It notes the NSW Baird government got away with spending only $220 million of taxpayers’ funds to stop a coal mine, thus deflecting the hysteria that Alan Jones was whipping up. This is small beer in comparison to the $1 billion plus that Dan Andrews’s Victorian government spent to prevent a road being built, thereby placating his union financiers who were worried that the EastWest Link’s high-productivity workplace agreement would seriously reduce their influence. And that, in turn, is a cheap deal compared with the $50 billion, squandered to secure two seats, on over-priced submarines that are too slow and short range for Australia’s needs.
The spending to prevent the NSW BHP Caroona (thanks Todd) coal mine was allegedly to avoid using up some wonderful agricultural land that was threatened by a tiny development that would return 100 fold the income of any agricultural activity and, being underground, would not have even inconvenienced the farming. Agriculture itself is a major loser from these processes. I pointed out
In a process started almost 10 years ago, John Howard and his then newly minted environment minister, Malcolm Turnbull, were panicked by the “millennial” drought into accepting gibberish about climate change permanently reducing flows down the Murray Darling.
The Murray Darling river system is the basis of Australian irrigated agriculture and the basin’s farms were responsible for 40 per cent of national agricultural output. Howard produced a “10 Point Plan” for restraining water use. Other politicians have built upon this with water buy-backs that have reduced the irrigators’ high security water by two sevenths.
The “millennial” drought, like all others in this continent of highly variable weather patterns, was soon to prove temporary. But regulatory measures once introduced always outlive their purpose.
And this week the Queensland Labor government as a willing accomplice of green income destruction has sought to prevent agricultural expansion in the state.
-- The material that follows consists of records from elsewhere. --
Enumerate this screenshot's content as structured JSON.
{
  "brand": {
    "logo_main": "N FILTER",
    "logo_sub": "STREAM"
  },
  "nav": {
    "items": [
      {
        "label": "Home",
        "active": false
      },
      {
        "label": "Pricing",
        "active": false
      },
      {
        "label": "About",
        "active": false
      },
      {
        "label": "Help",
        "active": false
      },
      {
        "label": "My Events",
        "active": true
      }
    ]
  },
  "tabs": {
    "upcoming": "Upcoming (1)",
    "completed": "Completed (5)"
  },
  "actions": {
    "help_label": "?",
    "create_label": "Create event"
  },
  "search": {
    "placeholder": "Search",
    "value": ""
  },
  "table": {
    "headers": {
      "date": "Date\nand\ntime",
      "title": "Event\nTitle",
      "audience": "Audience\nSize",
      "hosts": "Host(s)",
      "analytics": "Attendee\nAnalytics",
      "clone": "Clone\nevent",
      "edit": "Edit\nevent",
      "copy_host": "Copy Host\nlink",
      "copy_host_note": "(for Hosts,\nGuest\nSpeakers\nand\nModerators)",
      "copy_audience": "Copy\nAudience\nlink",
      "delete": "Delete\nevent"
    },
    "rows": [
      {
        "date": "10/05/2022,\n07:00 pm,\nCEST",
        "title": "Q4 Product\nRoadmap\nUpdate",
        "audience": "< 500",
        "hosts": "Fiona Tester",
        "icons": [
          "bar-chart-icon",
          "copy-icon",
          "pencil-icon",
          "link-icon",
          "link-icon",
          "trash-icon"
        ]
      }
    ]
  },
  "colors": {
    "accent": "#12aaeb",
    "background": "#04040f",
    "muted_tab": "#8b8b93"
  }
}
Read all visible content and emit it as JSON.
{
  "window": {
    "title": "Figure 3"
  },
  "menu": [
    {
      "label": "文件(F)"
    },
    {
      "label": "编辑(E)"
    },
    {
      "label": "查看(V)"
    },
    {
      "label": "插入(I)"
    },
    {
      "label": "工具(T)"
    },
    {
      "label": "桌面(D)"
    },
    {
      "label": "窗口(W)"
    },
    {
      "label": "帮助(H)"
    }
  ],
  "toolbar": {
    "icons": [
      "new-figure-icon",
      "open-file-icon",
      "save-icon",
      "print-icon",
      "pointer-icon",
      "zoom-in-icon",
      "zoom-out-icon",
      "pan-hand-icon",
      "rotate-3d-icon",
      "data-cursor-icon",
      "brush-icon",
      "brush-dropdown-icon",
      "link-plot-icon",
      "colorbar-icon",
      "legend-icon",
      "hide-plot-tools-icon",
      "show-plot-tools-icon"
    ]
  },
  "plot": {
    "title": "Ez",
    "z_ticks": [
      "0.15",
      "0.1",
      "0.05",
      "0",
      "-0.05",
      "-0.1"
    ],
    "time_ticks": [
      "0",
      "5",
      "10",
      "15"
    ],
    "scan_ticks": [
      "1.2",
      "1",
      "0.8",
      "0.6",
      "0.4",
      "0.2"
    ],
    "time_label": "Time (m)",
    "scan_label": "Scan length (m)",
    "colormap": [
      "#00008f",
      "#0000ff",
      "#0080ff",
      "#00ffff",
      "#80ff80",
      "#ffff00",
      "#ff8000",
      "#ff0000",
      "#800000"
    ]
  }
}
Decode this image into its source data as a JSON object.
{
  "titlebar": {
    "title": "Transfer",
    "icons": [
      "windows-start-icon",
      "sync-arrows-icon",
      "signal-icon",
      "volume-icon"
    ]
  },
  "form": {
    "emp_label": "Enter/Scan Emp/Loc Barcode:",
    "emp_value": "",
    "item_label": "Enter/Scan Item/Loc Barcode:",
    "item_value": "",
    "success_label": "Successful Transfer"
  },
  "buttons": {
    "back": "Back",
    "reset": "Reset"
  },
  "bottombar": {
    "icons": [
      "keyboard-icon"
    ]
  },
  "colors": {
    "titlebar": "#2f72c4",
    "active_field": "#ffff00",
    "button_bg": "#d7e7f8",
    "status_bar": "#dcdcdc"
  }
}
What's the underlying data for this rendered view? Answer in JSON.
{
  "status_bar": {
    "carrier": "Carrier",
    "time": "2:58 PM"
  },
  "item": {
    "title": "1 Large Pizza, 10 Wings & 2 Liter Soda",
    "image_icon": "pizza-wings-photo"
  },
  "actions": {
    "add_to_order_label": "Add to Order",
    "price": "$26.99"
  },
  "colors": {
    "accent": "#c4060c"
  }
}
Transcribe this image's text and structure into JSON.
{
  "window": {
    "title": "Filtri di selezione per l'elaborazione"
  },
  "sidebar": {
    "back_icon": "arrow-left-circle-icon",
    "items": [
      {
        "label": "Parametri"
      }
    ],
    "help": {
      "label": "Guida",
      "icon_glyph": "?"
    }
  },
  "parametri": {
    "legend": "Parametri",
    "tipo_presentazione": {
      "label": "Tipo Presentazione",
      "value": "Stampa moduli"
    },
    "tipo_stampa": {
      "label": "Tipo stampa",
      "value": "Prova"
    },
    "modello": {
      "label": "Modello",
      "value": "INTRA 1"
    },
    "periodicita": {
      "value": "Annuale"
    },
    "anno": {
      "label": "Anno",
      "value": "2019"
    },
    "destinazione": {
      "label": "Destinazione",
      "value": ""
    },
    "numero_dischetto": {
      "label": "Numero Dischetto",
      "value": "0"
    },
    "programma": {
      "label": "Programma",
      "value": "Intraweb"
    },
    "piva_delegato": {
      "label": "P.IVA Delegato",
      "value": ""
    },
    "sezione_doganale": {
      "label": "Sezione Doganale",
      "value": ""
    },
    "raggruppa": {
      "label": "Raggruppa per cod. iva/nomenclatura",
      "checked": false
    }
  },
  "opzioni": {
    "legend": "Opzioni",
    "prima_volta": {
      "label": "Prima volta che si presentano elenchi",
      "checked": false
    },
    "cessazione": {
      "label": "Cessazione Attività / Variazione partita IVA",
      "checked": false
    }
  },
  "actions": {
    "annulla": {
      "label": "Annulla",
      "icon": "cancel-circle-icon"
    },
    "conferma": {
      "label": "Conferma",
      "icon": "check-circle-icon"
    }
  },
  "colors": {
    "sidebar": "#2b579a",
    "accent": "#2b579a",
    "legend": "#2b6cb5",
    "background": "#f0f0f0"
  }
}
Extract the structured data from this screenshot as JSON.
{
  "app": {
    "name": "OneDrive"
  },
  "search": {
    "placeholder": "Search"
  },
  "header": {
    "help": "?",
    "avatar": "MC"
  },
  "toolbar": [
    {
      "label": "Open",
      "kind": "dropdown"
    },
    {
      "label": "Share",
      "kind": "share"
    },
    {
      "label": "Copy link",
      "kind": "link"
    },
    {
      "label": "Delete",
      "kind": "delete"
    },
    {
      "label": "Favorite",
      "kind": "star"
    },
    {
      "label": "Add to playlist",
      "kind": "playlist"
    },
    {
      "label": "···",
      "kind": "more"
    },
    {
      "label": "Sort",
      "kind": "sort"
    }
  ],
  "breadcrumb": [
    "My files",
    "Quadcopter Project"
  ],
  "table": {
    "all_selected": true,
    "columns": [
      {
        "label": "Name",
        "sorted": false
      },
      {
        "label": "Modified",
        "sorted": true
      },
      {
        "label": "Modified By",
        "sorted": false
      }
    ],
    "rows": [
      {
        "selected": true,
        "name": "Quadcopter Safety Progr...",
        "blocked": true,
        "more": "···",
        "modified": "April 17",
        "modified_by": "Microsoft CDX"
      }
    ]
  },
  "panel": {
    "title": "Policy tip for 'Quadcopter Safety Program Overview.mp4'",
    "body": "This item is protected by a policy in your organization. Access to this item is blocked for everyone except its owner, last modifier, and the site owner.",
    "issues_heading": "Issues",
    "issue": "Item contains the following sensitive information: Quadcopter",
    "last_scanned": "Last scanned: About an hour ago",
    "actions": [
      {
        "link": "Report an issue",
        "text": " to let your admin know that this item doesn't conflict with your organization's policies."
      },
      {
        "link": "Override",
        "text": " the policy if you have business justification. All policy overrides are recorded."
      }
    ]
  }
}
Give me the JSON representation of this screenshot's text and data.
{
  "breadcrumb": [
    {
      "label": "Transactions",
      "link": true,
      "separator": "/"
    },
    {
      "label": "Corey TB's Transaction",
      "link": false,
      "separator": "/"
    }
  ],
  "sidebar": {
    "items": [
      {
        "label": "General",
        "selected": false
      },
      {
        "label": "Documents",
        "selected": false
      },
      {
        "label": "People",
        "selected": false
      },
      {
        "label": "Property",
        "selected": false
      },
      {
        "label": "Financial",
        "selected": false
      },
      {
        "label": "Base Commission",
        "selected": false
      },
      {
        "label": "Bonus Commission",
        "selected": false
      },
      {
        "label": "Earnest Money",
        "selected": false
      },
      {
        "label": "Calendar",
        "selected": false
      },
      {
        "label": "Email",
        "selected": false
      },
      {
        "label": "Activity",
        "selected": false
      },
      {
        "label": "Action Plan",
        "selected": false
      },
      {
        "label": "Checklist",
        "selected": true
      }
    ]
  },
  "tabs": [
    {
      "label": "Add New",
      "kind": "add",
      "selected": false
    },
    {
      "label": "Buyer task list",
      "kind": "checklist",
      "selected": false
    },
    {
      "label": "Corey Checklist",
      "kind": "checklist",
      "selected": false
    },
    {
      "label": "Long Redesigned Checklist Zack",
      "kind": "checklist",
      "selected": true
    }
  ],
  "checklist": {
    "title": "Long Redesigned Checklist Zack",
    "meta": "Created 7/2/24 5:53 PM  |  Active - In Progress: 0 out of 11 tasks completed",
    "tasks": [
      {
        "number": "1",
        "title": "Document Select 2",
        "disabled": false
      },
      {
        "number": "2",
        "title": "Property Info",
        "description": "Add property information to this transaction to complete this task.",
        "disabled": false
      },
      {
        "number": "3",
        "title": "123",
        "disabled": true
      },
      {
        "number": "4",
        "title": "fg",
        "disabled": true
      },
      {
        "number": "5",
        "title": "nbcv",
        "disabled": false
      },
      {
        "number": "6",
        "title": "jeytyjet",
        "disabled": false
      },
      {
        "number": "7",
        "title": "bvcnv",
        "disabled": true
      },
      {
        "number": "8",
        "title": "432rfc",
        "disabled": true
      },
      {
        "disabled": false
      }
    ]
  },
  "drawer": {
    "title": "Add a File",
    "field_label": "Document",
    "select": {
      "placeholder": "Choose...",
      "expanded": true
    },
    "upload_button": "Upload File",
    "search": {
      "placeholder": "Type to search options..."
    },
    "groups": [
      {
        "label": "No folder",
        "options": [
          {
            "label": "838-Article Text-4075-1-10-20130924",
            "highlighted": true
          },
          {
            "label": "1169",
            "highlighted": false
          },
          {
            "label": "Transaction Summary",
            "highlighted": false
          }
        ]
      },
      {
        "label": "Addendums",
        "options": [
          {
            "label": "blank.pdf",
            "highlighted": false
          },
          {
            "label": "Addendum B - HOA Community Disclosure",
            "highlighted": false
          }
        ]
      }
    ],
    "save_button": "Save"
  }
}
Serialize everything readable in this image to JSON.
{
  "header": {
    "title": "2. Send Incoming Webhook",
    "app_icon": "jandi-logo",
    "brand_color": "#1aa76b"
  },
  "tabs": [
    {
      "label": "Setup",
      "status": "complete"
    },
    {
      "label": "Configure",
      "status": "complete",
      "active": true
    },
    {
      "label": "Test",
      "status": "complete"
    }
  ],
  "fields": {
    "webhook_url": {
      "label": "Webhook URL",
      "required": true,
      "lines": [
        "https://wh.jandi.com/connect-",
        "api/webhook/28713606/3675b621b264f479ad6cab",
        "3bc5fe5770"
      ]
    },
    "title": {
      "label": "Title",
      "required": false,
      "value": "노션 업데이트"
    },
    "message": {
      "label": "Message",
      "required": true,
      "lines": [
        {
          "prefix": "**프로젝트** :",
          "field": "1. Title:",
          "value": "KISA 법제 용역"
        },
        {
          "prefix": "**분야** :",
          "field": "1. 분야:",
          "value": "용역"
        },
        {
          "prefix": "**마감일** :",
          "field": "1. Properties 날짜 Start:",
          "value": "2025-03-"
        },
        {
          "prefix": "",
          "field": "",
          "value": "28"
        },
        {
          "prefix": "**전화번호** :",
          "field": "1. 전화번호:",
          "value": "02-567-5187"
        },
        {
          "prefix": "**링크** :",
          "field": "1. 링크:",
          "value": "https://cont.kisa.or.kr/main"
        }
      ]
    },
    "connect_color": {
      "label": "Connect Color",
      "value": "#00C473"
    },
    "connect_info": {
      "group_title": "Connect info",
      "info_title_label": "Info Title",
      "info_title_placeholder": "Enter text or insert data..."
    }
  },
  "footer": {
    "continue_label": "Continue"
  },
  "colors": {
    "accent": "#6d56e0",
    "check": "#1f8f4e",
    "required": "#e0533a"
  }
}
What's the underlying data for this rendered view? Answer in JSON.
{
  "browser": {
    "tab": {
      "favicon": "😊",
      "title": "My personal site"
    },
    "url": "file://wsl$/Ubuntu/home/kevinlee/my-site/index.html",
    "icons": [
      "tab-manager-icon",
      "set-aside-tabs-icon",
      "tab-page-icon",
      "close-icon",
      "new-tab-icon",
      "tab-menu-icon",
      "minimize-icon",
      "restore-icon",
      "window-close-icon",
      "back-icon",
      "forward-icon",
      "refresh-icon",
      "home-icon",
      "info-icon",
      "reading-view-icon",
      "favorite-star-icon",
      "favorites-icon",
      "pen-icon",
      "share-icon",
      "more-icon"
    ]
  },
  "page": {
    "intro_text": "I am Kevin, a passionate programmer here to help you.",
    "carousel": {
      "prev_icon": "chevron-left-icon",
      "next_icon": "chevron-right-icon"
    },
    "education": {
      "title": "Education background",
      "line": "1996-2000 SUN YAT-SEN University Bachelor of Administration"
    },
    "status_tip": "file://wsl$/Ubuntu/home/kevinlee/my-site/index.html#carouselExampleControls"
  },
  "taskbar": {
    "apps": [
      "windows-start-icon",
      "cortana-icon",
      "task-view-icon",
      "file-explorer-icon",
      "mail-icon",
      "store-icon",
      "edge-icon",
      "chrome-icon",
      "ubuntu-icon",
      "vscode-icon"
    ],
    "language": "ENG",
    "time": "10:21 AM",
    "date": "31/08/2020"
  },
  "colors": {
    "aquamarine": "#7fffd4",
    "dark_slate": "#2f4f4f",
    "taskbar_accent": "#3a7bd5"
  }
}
Fortuitously this is being halted, at least temporarily, by a renegade Labor politician and by the fact that aboriginal producers would be hard hit by the proposed measures. (As is also demostrated by their, so far successful, attempts to prevent the Adani coal mine from proceeding, the green activists and their monied supporters care little for aboriginal job creation).
The Herald Sun article finishes with
Unfortunately, our politicians have shifted from being mere irritants to the income producing process to lightning rods that suppress business opportunities on behalf of interest groups and faddists. And politicians, despite their deregulatory statements, seem unable to reverse course.
Politicians spout from one side of their mouths about how we will tap new technology and better use our resources and skills to tap into the burgeoning markets overseas. But it is the other side of their mouths where the real action is. Politics will never enhance technological development only retard it. But it is powerful in preventing the productive process taking place.
It is doubtful that many politicians will feel any shame at the outcome of their policies. We seem to have come to a governance structure where majority political alliances are formed and these take control over decisions that were constitutionally intended to be individually taken. This is the new red tape and tax-taking socialism and its effects are grinding down productivity.